“The diversity and complexity of our different operating companies essentially makes it like I have different clients all the time.”
Before the outbreak, Hettinga had a variety of projects on his plate that he hopes to get back to before 2020 comes to an end. Among those are his plans to continue optimizing the company’s wage-an-hour approach and continue standardizing best practices around core functional employment areas across Dover’s diverse portfolio of companies.
“Over the past few years, we’ve really made an effort to provide centralized support resources and standardize core HR practices. We think it’s really important to keep pushing that forward,” he says. Next up for Dover, Hettinga notes, will be to assess FMLA, paid sick time, and short-term disability plan administration issues.

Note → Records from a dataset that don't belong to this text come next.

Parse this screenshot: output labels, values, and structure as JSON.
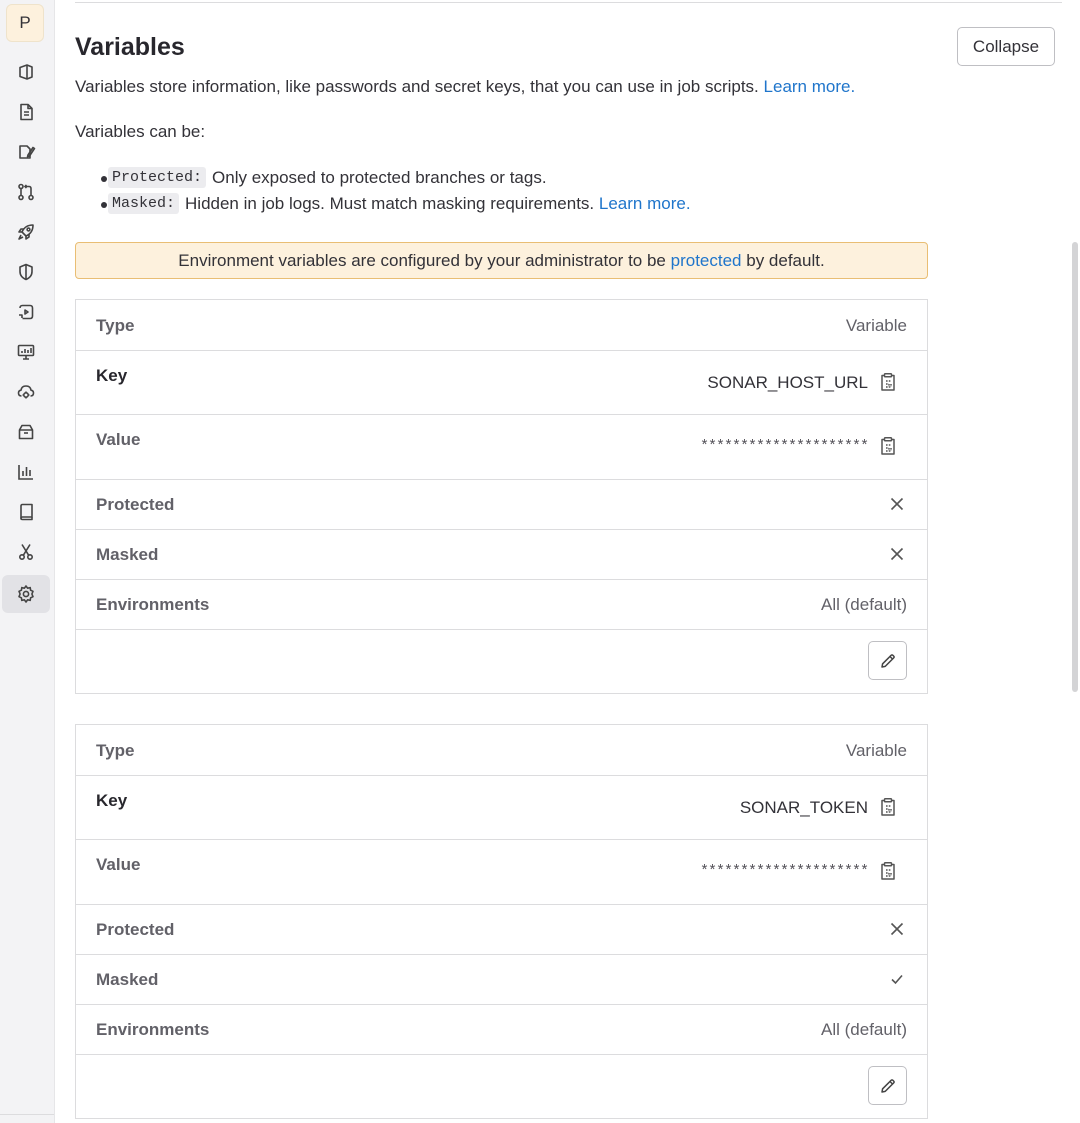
{
  "sidebar": {
    "avatar_letter": "P",
    "items": [
      {
        "icon": "project-overview-icon"
      },
      {
        "icon": "issues-icon"
      },
      {
        "icon": "issue-board-icon"
      },
      {
        "icon": "merge-request-icon"
      },
      {
        "icon": "rocket-icon"
      },
      {
        "icon": "shield-icon"
      },
      {
        "icon": "deployments-icon"
      },
      {
        "icon": "monitor-icon"
      },
      {
        "icon": "cloud-gear-icon"
      },
      {
        "icon": "package-icon"
      },
      {
        "icon": "analytics-icon"
      },
      {
        "icon": "wiki-book-icon"
      },
      {
        "icon": "snippets-scissors-icon"
      },
      {
        "icon": "settings-gear-icon",
        "active": true
      }
    ]
  },
  "section": {
    "title": "Variables",
    "collapse_label": "Collapse",
    "description": "Variables store information, like passwords and secret keys, that you can use in job scripts.",
    "description_link": "Learn more.",
    "can_be_label": "Variables can be:",
    "bullets": [
      {
        "code": "Protected:",
        "text": "Only exposed to protected branches or tags.",
        "link": ""
      },
      {
        "code": "Masked:",
        "text": "Hidden in job logs. Must match masking requirements.",
        "link": "Learn more."
      }
    ],
    "alert": {
      "text_before": "Environment variables are configured by your administrator to be",
      "link": "protected",
      "text_after": "by default."
    }
  },
  "labels": {
    "type": "Type",
    "key": "Key",
    "value": "Value",
    "protected": "Protected",
    "masked": "Masked",
    "environments": "Environments"
  },
  "variables": [
    {
      "type": "Variable",
      "key": "SONAR_HOST_URL",
      "value": "*********************",
      "protected": false,
      "masked": false,
      "environments": "All (default)"
    },
    {
      "type": "Variable",
      "key": "SONAR_TOKEN",
      "value": "*********************",
      "protected": false,
      "masked": true,
      "environments": "All (default)"
    }
  ],
  "colors": {
    "link": "#1f75cb",
    "alert_bg": "#fdf1dd",
    "alert_border": "#e9be74",
    "sidebar_bg": "#f3f3f5"
  }
}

Leading outreach and training programs for company HR leadership is also a large part of Hettinga’s role. “I think it’s critical to have your own training content, to keep it highly tailored for your specific environments and realities. It has to be practical and useful to the HR teams in the field, or it won’t land.”
He’s particularly proud of an initiative he started in partnership with the company’s internal compliance and HR team to provide live, comprehensive training on how to conduct investigations. He and his fellow L&E team member developed an investigation “boot camp” for HR leaders who investigate internal complaints. The two-day, on-site live training requires participants to work through planning and investigating a hypothetical sexual harassment complaint, and it includes (among other things) live mock witness interviews.
“It’s been a great program. Just before the COVID crisis kicked into high gear, we held a session in Downers Grove [Illinois]. We had people come in and play witnesses for our HR folks in a live setting, which really helps build that critical interviewing skill that’s so important to good investigation work,” he says.
Hettinga is looking forward to the day when the next of these live training sessions can be held. For now, he and Dover have adjusted to operating in crisis mode. “I thrive on it. I need high activity and high energy,” Hettinga shares. “I’m one of those people who lives and breathes work, and I like the intensity and action.”